For all the debt-related risks they carry, credit cards remain one of the most convenient ways to purchase things. They allow buyers to purchase even the most expensive goods almost instantly, and some cards even have rewards and perks for constant use.
You might’ve seen your parents or other relatives use their credit cards to make purchases quickly, and they can be tempting to use. Taking a relative’s card to buy your stuff might seem like a harmless prank, but you could face criminal charges for such a stunt.
Credit card crimes
Taking someone’s credit card – even a close relative’s – is considered theft. According to South Carolina law, it’s a crime if you take away a payment card without the consent of the person whose name appears on the card, especially if you took the card with the intent to spend.
Spending using a card that’s not yours is also a crime. Specifically, state law considers this fraud, and you could face charges for not only using a card that’s not yours but also spending enough to exceed the card’s limit.
Penalties for credit card crimes

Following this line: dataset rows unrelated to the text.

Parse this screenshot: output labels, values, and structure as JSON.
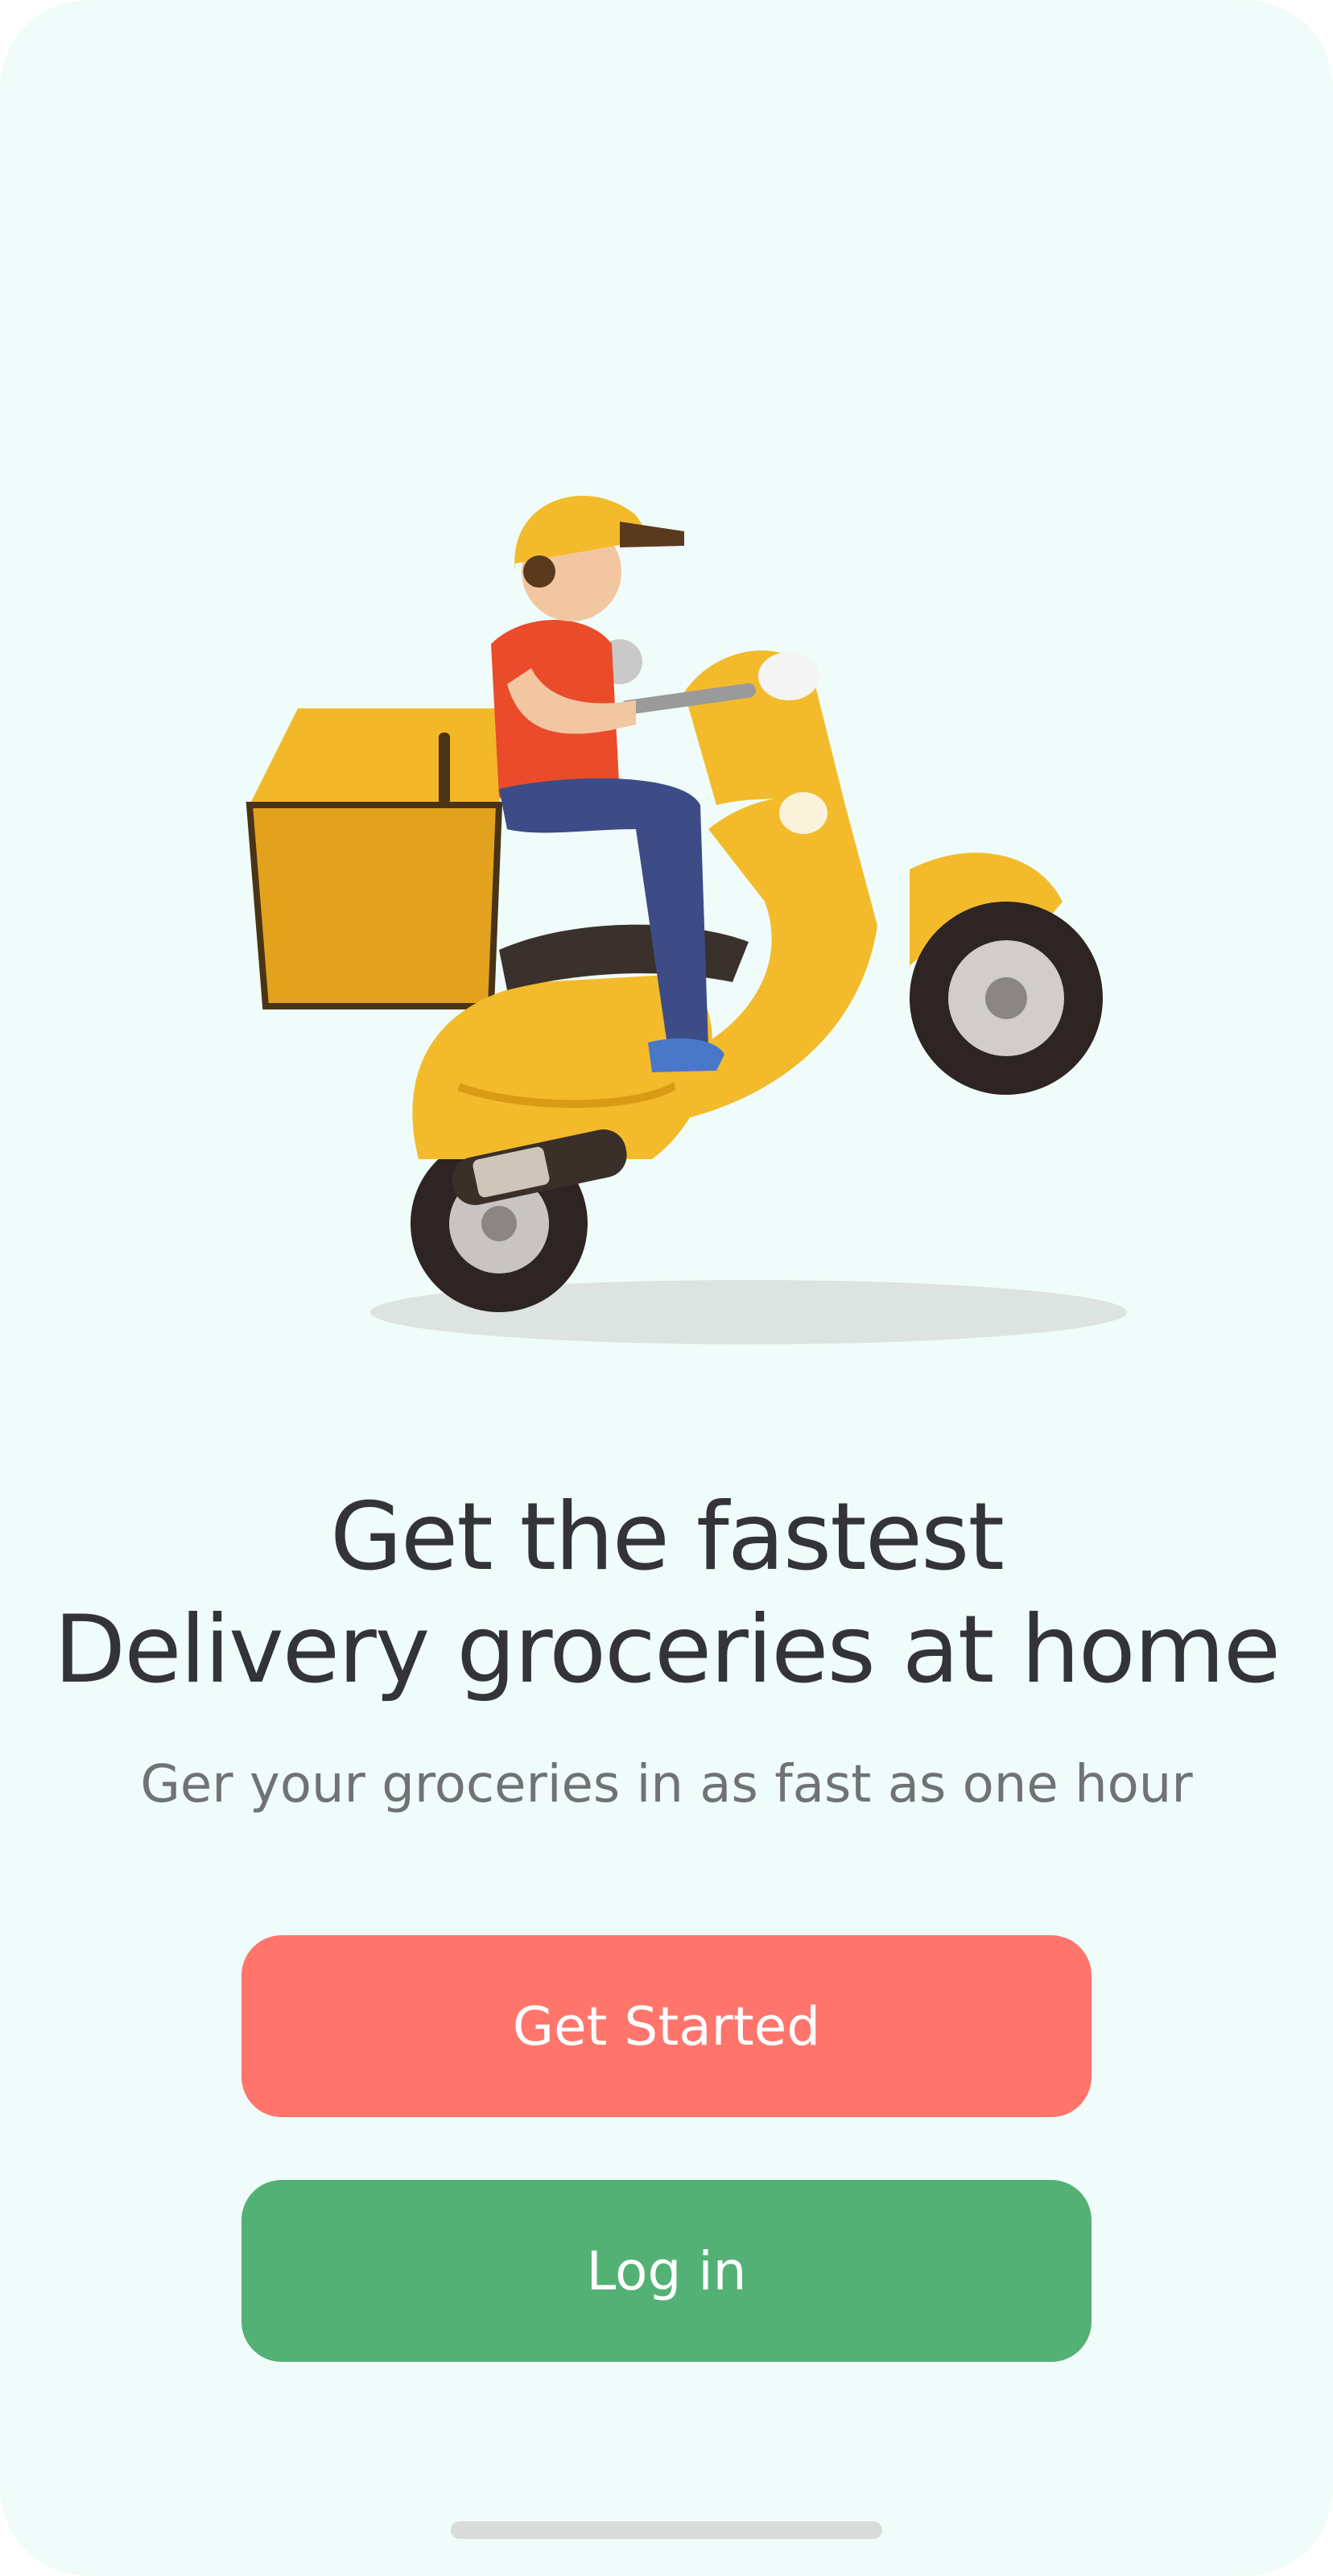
{
  "headline": {
    "line1": "Get the fastest",
    "line2": "Delivery groceries at home"
  },
  "subtitle": "Ger your groceries in as fast as one hour",
  "buttons": {
    "get_started": "Get Started",
    "login": "Log in"
  },
  "colors": {
    "background": "#f0fcf9",
    "primary_button": "#ff756b",
    "secondary_button": "#53b175",
    "headline_text": "#333437",
    "subtitle_text": "#6f7276"
  },
  "illustration": "delivery-scooter-rider-illustration"
}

You could face a felony conviction with a fine of up to $5,000 and a maximum prison sentence of five years just for stealing a credit card from a relative.

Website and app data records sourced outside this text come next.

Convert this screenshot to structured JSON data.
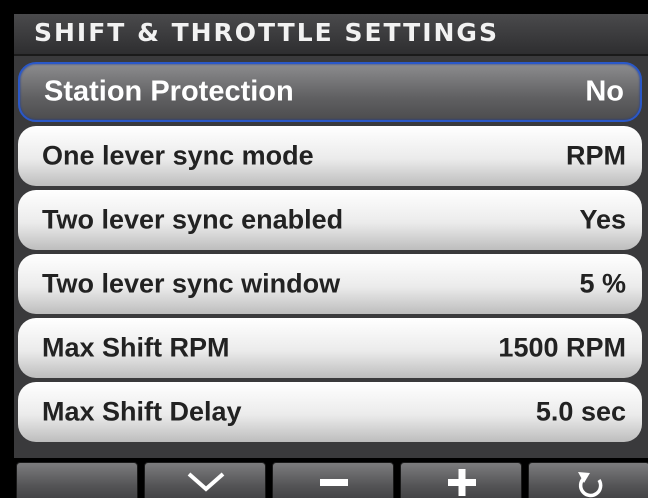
{
  "header": {
    "title": "SHIFT & THROTTLE SETTINGS"
  },
  "settings": [
    {
      "label": "Station Protection",
      "value": "No",
      "selected": true
    },
    {
      "label": "One lever sync mode",
      "value": "RPM",
      "selected": false
    },
    {
      "label": "Two lever sync enabled",
      "value": "Yes",
      "selected": false
    },
    {
      "label": "Two lever sync window",
      "value": "5 %",
      "selected": false
    },
    {
      "label": "Max Shift RPM",
      "value": "1500 RPM",
      "selected": false
    },
    {
      "label": "Max Shift Delay",
      "value": "5.0 sec",
      "selected": false
    }
  ],
  "softkeys": [
    {
      "icon": "blank"
    },
    {
      "icon": "chevron-down-icon"
    },
    {
      "icon": "minus-icon"
    },
    {
      "icon": "plus-icon"
    },
    {
      "icon": "back-rotate-icon"
    }
  ],
  "colors": {
    "selection_border": "#2a58c8",
    "title_bg": "#3a3a3c"
  }
}
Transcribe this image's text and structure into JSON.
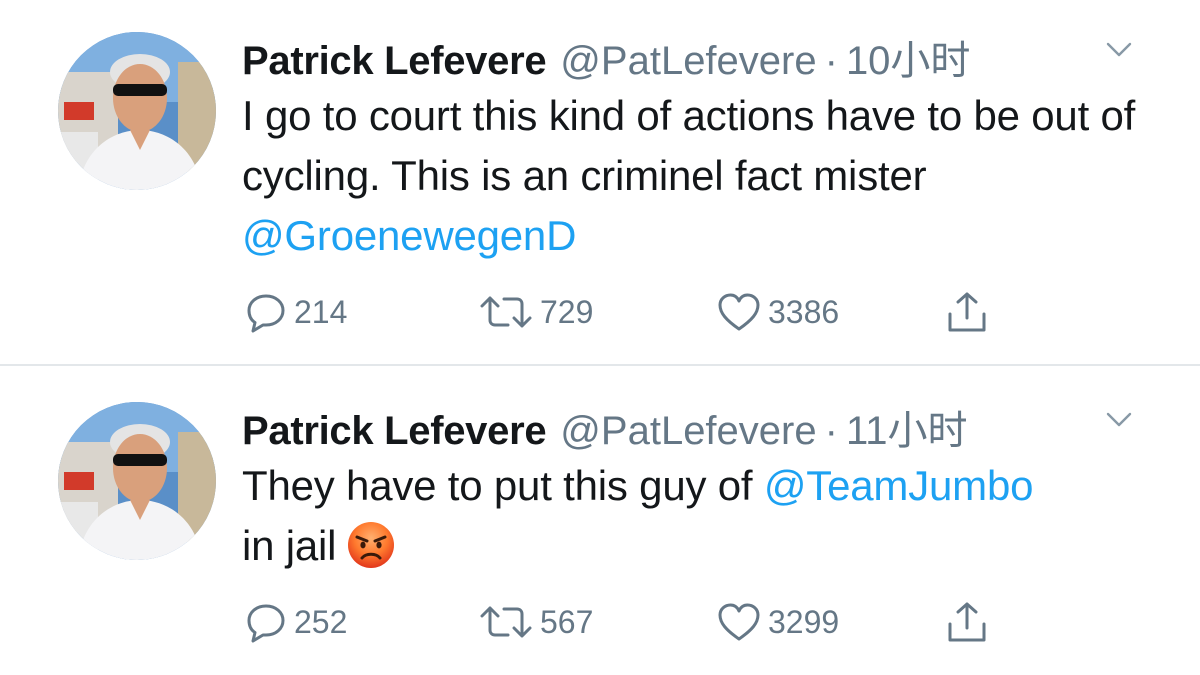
{
  "tweets": [
    {
      "author_name": "Patrick Lefevere",
      "handle": "@PatLefevere",
      "separator": "·",
      "time": "10小时",
      "text_parts": [
        "I go to court this kind of actions have to be out of cycling.  This is an criminel fact mister ",
        "@GroenewegenD"
      ],
      "replies": "214",
      "retweets": "729",
      "likes": "3386"
    },
    {
      "author_name": "Patrick Lefevere",
      "handle": "@PatLefevere",
      "separator": "·",
      "time": "11小时",
      "text_parts": [
        "They have to put this guy of ",
        "@TeamJumbo",
        "in jail"
      ],
      "emoji": "angry-face-emoji",
      "replies": "252",
      "retweets": "567",
      "likes": "3299"
    }
  ],
  "icons": {
    "reply": "reply-icon",
    "retweet": "retweet-icon",
    "like": "heart-icon",
    "share": "share-icon",
    "caret": "chevron-down-icon"
  },
  "colors": {
    "link": "#1da1f2",
    "secondary_text": "#657786",
    "primary_text": "#14171a",
    "divider": "#e3e7ea"
  }
}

A South Carolina court can also separately charge you for using a stolen card. If you spent a maximum of $500 within six months using the stolen card, you could be charged a Class A misdemeanor with a maximum fine of $1,000 and jail time of up to a whole year. But if you spend more than $500, authorities can slap you with a felony conviction with a maximum $5,000 fine and a five-year prison sentence.
If you knowingly exceed the credit limit of a stolen card by $500 or 50% of the credit limit (whichever is higher) and fail to repay the card issuer within ten days of notice, you could also face another misdemeanor conviction. The conviction is punishable by a maximum $1,000 fine and a one-year prison sentence.
Credit card crimes are costly and can ruin the future career opportunities of any convicted young adult. If you or a relative is facing such charges, you might want to consider seeking the advice of a lawyer with white collar crime experience. A lawyer can help defend the accused’s rights in court and negotiate for lighter penalties, especially for those too young to understand their mistakes.